It is a common theme we are hearing from physicians across the specialties we cover.
As the pandemic goes on, the issue of mental health has been coming to the forefront. In her editorial this month, Editor-in-Chief Catherine Y. Spong, MD, gives us a glimpse into her antepartum rounds and the number of women she is seeing who struggle with mental illness and substance abuse.
According to the Centers for Disease Control (CDC), national rates of anxiety have increased four-fold from one year ago. Why wouldn’t that be the case? Life as we know it has been upended. The ability to socialize and the feeling of community has changed, and economic and life stressors are compounded.
In caring for others during this time, physicians also must remember to know their own limits. Last month, we included an article on physician burnout. For ob/gyns, professional organizations such as the American College of Obstetricians and Gynecologists (ACOG) have additional resources.
There are numerous resources available.
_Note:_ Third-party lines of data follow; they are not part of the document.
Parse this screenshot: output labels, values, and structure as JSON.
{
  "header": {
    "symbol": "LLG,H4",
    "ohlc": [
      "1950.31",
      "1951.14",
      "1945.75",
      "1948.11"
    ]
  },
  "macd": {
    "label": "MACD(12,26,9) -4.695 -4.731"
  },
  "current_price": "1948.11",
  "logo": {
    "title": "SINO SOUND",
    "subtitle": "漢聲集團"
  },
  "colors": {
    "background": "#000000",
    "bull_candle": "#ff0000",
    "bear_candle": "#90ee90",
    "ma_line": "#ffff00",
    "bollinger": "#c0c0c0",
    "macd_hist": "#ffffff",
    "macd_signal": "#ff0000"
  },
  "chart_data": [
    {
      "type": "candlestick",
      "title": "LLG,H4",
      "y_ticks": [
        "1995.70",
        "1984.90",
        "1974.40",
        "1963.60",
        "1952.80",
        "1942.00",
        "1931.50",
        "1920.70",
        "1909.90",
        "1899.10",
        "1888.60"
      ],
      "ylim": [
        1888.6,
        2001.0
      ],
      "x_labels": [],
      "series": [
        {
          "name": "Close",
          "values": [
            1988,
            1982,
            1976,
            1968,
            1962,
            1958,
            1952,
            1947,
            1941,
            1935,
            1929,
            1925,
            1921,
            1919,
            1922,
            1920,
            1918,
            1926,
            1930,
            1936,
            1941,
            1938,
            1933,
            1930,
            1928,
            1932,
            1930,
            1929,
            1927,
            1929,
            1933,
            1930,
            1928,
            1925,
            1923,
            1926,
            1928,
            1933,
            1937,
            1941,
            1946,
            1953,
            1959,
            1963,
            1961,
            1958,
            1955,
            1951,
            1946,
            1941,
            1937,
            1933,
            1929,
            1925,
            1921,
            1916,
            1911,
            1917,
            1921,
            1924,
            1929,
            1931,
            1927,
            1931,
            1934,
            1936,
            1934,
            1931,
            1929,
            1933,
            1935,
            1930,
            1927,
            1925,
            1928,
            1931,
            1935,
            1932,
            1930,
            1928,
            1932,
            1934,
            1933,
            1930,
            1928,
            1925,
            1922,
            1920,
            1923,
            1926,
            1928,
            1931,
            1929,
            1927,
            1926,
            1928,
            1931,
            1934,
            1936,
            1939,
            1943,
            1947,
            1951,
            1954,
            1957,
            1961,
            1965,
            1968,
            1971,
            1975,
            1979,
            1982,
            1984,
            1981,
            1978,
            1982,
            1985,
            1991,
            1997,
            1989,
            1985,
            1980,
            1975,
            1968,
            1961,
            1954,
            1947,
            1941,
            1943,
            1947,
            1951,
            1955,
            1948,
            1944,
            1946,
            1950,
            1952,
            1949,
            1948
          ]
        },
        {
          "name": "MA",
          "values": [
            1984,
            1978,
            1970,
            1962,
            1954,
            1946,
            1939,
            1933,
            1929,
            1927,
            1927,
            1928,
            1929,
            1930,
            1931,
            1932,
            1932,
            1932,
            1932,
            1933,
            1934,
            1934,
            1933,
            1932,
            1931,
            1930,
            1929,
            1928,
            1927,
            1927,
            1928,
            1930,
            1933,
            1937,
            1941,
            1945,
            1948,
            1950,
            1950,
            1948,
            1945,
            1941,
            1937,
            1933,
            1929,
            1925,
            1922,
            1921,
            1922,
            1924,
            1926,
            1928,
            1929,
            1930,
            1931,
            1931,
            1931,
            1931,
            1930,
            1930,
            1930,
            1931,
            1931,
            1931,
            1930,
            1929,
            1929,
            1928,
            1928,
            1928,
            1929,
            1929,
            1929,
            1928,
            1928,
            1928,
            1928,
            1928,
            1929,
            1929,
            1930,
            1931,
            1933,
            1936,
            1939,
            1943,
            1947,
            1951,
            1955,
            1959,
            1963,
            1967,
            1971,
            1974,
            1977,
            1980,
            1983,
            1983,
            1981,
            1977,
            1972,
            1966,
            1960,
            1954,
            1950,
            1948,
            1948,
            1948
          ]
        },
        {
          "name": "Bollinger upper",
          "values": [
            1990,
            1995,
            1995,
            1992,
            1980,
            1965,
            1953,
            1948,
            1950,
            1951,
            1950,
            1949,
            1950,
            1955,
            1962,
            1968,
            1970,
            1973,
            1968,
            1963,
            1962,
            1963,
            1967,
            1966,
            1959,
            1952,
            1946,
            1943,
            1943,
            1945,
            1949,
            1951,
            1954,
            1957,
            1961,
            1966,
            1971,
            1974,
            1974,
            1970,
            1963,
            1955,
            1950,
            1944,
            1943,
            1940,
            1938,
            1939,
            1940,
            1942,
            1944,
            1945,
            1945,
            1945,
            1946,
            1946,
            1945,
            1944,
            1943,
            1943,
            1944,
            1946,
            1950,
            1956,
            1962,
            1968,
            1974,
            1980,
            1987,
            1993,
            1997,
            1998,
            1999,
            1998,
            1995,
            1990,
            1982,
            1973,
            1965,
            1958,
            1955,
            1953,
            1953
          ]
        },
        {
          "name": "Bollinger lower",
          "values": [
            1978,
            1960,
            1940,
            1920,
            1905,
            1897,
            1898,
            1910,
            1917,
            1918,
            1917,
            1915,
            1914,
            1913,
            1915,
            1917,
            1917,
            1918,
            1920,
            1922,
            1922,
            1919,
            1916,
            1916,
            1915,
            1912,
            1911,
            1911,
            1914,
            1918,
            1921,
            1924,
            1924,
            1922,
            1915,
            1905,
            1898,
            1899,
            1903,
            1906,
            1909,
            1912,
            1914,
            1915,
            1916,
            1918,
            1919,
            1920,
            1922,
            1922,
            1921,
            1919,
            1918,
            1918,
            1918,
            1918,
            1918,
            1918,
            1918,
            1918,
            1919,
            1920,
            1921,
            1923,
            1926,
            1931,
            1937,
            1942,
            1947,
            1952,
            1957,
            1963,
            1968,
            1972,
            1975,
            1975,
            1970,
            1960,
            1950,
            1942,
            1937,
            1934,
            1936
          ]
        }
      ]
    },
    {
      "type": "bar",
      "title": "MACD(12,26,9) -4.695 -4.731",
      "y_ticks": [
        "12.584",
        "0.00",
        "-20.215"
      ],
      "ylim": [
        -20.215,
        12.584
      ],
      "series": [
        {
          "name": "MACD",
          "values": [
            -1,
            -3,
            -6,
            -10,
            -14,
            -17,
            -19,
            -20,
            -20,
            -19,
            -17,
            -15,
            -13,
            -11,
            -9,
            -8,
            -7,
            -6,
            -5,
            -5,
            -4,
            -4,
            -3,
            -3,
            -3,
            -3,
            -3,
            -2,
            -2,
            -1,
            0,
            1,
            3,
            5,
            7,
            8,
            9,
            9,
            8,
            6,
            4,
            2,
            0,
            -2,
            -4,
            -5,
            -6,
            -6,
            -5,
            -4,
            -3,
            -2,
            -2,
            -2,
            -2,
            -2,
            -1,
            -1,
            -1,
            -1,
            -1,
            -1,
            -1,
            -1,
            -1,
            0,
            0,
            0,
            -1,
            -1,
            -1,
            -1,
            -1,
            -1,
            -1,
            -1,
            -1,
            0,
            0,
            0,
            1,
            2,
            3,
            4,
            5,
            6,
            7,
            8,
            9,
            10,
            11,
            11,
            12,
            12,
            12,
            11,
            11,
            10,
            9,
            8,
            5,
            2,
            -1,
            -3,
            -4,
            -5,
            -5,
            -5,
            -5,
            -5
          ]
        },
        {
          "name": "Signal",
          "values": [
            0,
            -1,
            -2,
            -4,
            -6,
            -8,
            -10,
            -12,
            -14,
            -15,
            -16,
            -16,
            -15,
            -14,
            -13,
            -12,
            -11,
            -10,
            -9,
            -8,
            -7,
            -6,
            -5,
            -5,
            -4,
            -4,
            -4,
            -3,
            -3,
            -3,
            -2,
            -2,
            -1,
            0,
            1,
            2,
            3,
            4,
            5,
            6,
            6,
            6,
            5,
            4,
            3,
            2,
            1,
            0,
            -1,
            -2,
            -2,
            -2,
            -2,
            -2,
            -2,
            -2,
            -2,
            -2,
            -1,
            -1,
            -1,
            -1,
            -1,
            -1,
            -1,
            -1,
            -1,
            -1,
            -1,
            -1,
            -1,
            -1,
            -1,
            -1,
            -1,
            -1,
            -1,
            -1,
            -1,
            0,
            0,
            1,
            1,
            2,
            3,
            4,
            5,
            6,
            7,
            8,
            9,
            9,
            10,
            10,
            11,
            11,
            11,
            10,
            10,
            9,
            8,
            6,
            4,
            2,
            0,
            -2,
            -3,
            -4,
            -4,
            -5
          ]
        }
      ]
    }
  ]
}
As Dr. Spong points out, one of her colleagues’ practices has biweekly meetings with a psychologist. These are trying times for everyone. Do not leave yourself out.
Let us know what you are doing for self-care, or what programs are being implemented at your institutions or hospital facilities by emailing Senior Editor Angie DeRosa at email@example.com.